    8

    Default

    The problem is that when you make the call to the area() method which wants to know the value of the Square's length and width to compute the Cube's area, the result returned is zero. It's obvious this is not intended- but this is logically correct. Member primitives of a class are initialized to zero, and when you call area from cube, the square is not initialized with the value of the instantiated Square before it Square square = new Square(10, 10); To use these values(pardon my reformatting below.. it's a bad habit), I altered your Cube's area method to accept a Square parameter, which can now use the values to compute the correct answer. I'm sure you can do this a dozen different ways.. nevertheless. See below:
    Square
    Java Code:
    public class Square {
      protected int length;
      protected int width;
    
      public Square() {}
    
      public Square(int x, int y) {
        length = x;
        width = y;
      }
    
      public int area() {
        return (length * width);    
      }
    }
    Cube
    Java Code:
    public class Cube extends Square {
      private int height;
    
      public Cube(int x) { 
        height = x;
      }
    
      public int area(Square s) {
        return (s.length * s.width * height);
      }
      
      public static void main(String[] args) {
        Square square = new Square(10, 10);
        Cube cube = new Cube(10);
    
        System.out.print("The area of the cube is: "+ cube.area(square) +
                         "\nThe area of the Square is: "+ square.area());
      }   
    }
    Now your output, what I assume based on the inputs, shows:
    Java Code:
    The area of the cube is: [B]1000[/B]
    The area of the Square is: 100
    :)
    Last edited by CaptainMorgan; 04-15-2008 at 06:20 AM.
    Vote for the new slogan to our beloved Java Forums! (closes on September 4, 2008)
    Want to voice your opinion on your IDE/Editor of choice? Vote now!
    Got a little Capt'n in you? (drink responsibly)

  8. #8
    bobleny's Avatar
    bobleny is offline Member
    Join Date
    Apr 2008
    Posts
    50
    Rep Power
    0

    Default

    Hey, it works! Thanks!

    I never would have thought to that...
    -- www.firemelt.net --
    Cheer up, the worst has yet to come...

  9. #9
    CaptainMorgan's Avatar
    CaptainMorgan is offline Moderator
    Join Date
    Dec 2007
    Location
    NewEngland, US
    Posts
    835
    Rep Power
    8

    Default

    My pleasure. :)
    Vote for the new slogan to our beloved Java Forums! (closes on September 4, 2008)
    Want to voice your opinion on your IDE/Editor of choice?

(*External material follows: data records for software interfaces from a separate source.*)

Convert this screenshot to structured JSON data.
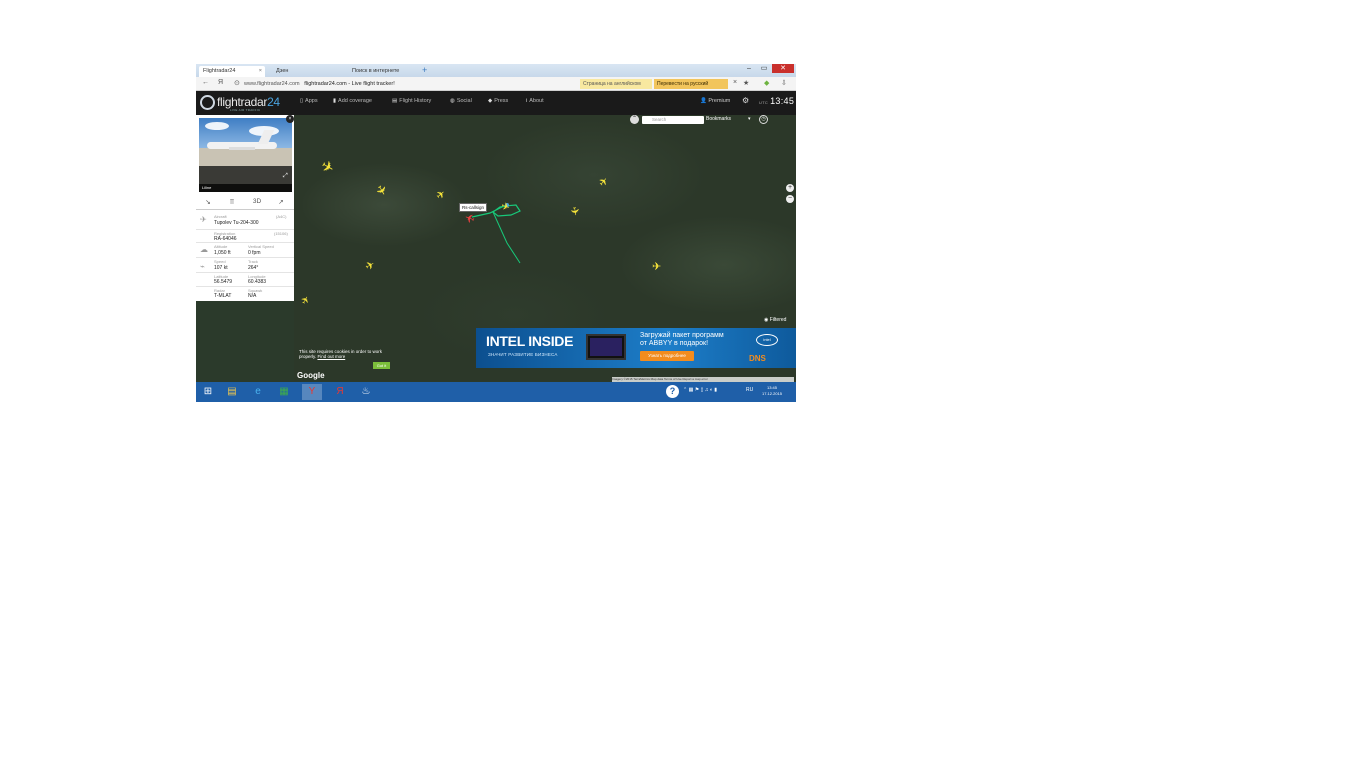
{
  "browser": {
    "tabs": [
      {
        "label": "Flightradar24",
        "active": true
      },
      {
        "label": "Дзен",
        "active": false
      },
      {
        "label": "Поиск в интернете",
        "active": false
      }
    ],
    "new_tab": "+",
    "window_controls": {
      "min": "‒",
      "max": "▭",
      "close": "✕"
    },
    "url_host": "www.flightradar24.com",
    "url_title": "flightradar24.com - Live flight tracker!",
    "translate_label": "Страница на английском",
    "translate_button": "Перевести на русский"
  },
  "header": {
    "logo_main": "flightradar",
    "logo_num": "24",
    "logo_sub": "LIVE AIR TRAFFIC",
    "nav": [
      {
        "icon": "▯",
        "label": "Apps"
      },
      {
        "icon": "▮",
        "label": "Add coverage"
      },
      {
        "icon": "▤",
        "label": "Flight History"
      },
      {
        "icon": "◍",
        "label": "Social"
      },
      {
        "icon": "◆",
        "label": "Press"
      },
      {
        "icon": "i",
        "label": "About"
      }
    ],
    "user": "Premium",
    "clock_zone": "UTC",
    "clock": "13:45"
  },
  "panel": {
    "photo_caption": "Liline",
    "tools": [
      "route",
      "grid",
      "3D",
      "share"
    ],
    "rows": [
      {
        "label": "Aircraft",
        "value": "Tupolev Tu-204-300",
        "label2": "(A4C)",
        "value2": ""
      },
      {
        "label": "Registration",
        "value": "RA-64046",
        "label2": "(15106)",
        "value2": ""
      },
      {
        "label": "Altitude",
        "value": "1,050 ft",
        "label2": "Vertical Speed",
        "value2": "0 fpm"
      },
      {
        "label": "Speed",
        "value": "107 kt",
        "label2": "Track",
        "value2": "264°"
      },
      {
        "label": "Latitude",
        "value": "56.5479",
        "label2": "Longitude",
        "value2": "60.4383"
      },
      {
        "label": "Radar",
        "value": "T-MLAT",
        "label2": "Squawk",
        "value2": "N/A"
      }
    ]
  },
  "map": {
    "search_placeholder": "Search",
    "bookmarks": "Bookmarks",
    "zoom_in": "+",
    "zoom_out": "−",
    "callsign": "Rs-callsign",
    "filter": "Filtered",
    "google": "Google",
    "footer": "Imagery ©2015 TerraMetrics  Map data  Terms of Use  Report a map error"
  },
  "cookie": {
    "text": "This site requires cookies in order to work properly.",
    "link": "Find out more",
    "button": "Got it"
  },
  "ad": {
    "brand": "INTEL INSIDE",
    "tagline": "ЗНАЧИТ РАЗВИТИЕ БИЗНЕСА",
    "line1": "Загружай пакет программ",
    "line2": "от ABBYY в подарок!",
    "button": "Узнать подробнее",
    "intel_logo": "intel",
    "dns": "DNS"
  },
  "taskbar": {
    "apps": [
      "start",
      "files",
      "ie",
      "excel",
      "yandex",
      "yandex-2",
      "steam"
    ],
    "tray": "RU",
    "time": "13:45",
    "date": "17.12.2015"
  },
  "colors": {
    "taskbar": "#1f5fa8",
    "plane": "#f4e23a",
    "selected_plane": "#e84040",
    "track": "#18c97a"
  }
}
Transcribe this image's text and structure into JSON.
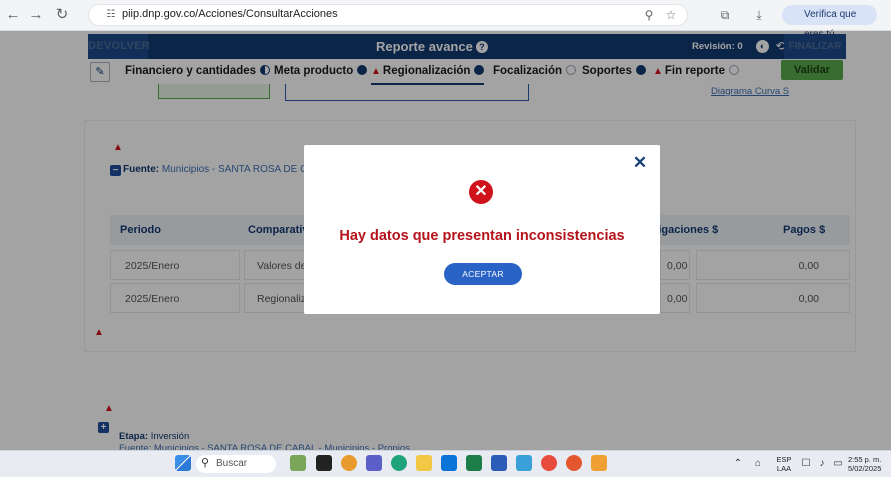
{
  "browser": {
    "url": "piip.dnp.gov.co/Acciones/ConsultarAcciones",
    "verify_label": "Verifica que eres tú"
  },
  "header": {
    "devolver_label": "DEVOLVER",
    "title": "Reporte avance",
    "revision_label": "Revisión: 0",
    "finalizar_label": "FINALIZAR"
  },
  "tabs": [
    {
      "label": "Financiero y cantidades",
      "status": "partial"
    },
    {
      "label": "Meta producto",
      "status": "complete"
    },
    {
      "label": "Regionalización",
      "status": "complete",
      "warning": true,
      "active": true
    },
    {
      "label": "Focalización",
      "status": "empty"
    },
    {
      "label": "Soportes",
      "status": "complete"
    },
    {
      "label": "Fin reporte",
      "status": "empty",
      "warning": true
    }
  ],
  "validar_label": "Validar",
  "diagrama_link": "Diagrama Curva S",
  "content": {
    "fuente_label": "Fuente:",
    "fuente_value": "Municipios - SANTA ROSA DE CABAL",
    "columns": {
      "periodo": "Periodo",
      "comparativo": "Comparativo",
      "obligaciones": "Obligaciones $",
      "pagos": "Pagos $"
    },
    "rows": [
      {
        "periodo": "2025/Enero",
        "comparativo": "Valores de",
        "obligaciones": "0,00",
        "pagos": "0,00"
      },
      {
        "periodo": "2025/Enero",
        "comparativo": "Regionaliz",
        "obligaciones": "0,00",
        "pagos": "0,00"
      }
    ],
    "etapa_label": "Etapa:",
    "etapa_value": "Inversión",
    "etapa_sub": "Fuente: Municipios - SANTA ROSA DE CABAL - Municipios - Propios"
  },
  "modal": {
    "message": "Hay datos que presentan inconsistencias",
    "ok_label": "ACEPTAR"
  },
  "taskbar": {
    "search_placeholder": "Buscar",
    "lang_top": "ESP",
    "lang_bottom": "LAA",
    "time": "2:55 p. m.",
    "date": "5/02/2025"
  },
  "colors": {
    "primary": "#123a73",
    "accent_green": "#5aa94d",
    "error": "#d0121b",
    "button_blue": "#2a63c6"
  }
}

Vote now!
    Got a little Capt'n in you? (drink responsibly)

Similar Threads

  1. Programm Error: cannot find symbol Help?
    By junix in forum New To Java
    Replies: 2
    Last Post: 12-10-2007, 06:30 AM
  2. cannot find symbol class error
    By po0oker in forum New To Java
    Replies: 5
    Last Post: 10-31-2007, 03:52 PM
  3. Error: cannot find symbol
    By silvia in forum New To Java
    Replies: 1
    Last Post: 08-07-2007, 06:39 AM
  4. Error: cannot find symbol
    By cachi in forum AWT / Swing
    Replies: 1
    Last Post: 08-06-2007, 09:12 PM
  5. Error: cannot find symbol constructor
    By zoe in forum New To Java
    Replies: 1
    Last Post: 07-24-2007, 09:24 PM

Posting Permissions

  • You may not post new threads
  • You may not post replies
  • You may not post attachments
  • You may not edit your posts
  •